A debtor who does not receive notice of a cession by the creditor to a third party is protected if the debtor continues to deal with the original creditor.

It is well-known that if the debtor pays the original creditor without notice of a cession the debt is discharged.

Principle not limited to payment

Anything done for the benefit of the debtor remains the benefit of the debtor

What is not so well-known is that the principle does not only apply to payment.  It applies to any transaction between the original parties such as set-off, settlement, termination by agreement, release, extensions of time and acknowledgements of liability for the purpose of interrupting prescription.

If the debtor carries on dealing with the original creditor (cedent) in good faith, the cessionary (the new creditor) is bound with no notice as if the cedent was still the creditor.  Anything done by the cedent for the benefit of the debtor remains the benefit of the debtor.

Refund of price may cancel contract

Incidentally, it was also held in this case that repayment of the purchase price by the seller to the buyer amounted to a cancellation of the sale in the absence of any other explanation.

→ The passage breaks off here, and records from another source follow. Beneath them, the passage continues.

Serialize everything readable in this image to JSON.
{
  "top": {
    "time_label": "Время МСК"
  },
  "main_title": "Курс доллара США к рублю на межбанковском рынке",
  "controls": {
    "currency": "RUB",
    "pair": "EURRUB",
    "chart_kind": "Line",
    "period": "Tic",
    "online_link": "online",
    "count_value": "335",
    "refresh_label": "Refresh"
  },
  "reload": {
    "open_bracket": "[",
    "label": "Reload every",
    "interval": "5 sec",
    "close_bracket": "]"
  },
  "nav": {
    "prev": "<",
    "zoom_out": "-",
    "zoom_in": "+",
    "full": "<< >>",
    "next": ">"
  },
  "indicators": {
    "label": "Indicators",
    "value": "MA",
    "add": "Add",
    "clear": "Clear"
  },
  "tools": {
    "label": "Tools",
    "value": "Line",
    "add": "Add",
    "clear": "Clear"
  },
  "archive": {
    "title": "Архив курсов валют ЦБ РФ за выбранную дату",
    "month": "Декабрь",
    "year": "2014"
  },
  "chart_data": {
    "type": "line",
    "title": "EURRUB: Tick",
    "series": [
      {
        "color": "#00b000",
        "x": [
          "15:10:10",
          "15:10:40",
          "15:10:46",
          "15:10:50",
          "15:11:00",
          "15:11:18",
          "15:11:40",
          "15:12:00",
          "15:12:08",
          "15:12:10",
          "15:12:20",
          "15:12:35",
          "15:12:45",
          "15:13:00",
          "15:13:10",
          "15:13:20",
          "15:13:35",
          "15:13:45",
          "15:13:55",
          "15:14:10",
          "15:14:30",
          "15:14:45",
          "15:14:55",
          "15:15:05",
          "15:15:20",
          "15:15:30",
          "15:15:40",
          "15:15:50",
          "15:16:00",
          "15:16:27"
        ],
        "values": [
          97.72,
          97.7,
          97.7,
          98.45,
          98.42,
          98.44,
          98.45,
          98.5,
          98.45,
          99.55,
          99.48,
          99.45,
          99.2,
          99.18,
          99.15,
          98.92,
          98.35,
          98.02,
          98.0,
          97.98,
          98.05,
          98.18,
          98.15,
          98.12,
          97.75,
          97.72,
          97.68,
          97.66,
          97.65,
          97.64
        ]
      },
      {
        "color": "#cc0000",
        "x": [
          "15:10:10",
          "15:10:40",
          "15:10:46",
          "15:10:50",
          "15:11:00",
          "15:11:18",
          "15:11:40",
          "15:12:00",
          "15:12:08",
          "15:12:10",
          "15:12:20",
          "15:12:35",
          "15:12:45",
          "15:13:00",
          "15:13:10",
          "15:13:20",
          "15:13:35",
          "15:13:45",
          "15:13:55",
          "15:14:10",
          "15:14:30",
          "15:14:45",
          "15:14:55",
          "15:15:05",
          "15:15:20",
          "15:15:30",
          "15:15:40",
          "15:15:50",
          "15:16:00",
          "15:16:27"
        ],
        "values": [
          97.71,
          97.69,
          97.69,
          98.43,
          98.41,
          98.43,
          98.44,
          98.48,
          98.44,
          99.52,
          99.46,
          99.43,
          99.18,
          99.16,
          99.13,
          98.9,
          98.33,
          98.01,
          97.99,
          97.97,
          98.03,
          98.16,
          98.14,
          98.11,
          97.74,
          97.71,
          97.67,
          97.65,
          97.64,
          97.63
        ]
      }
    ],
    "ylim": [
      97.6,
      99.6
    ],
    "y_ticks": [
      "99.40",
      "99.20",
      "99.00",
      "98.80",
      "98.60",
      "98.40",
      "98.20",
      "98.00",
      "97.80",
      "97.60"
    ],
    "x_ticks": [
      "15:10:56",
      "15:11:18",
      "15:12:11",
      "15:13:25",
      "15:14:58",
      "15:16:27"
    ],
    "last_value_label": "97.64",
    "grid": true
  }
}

If you are taking cession of any right, make sure the debtor you acquire receives notice of the cession.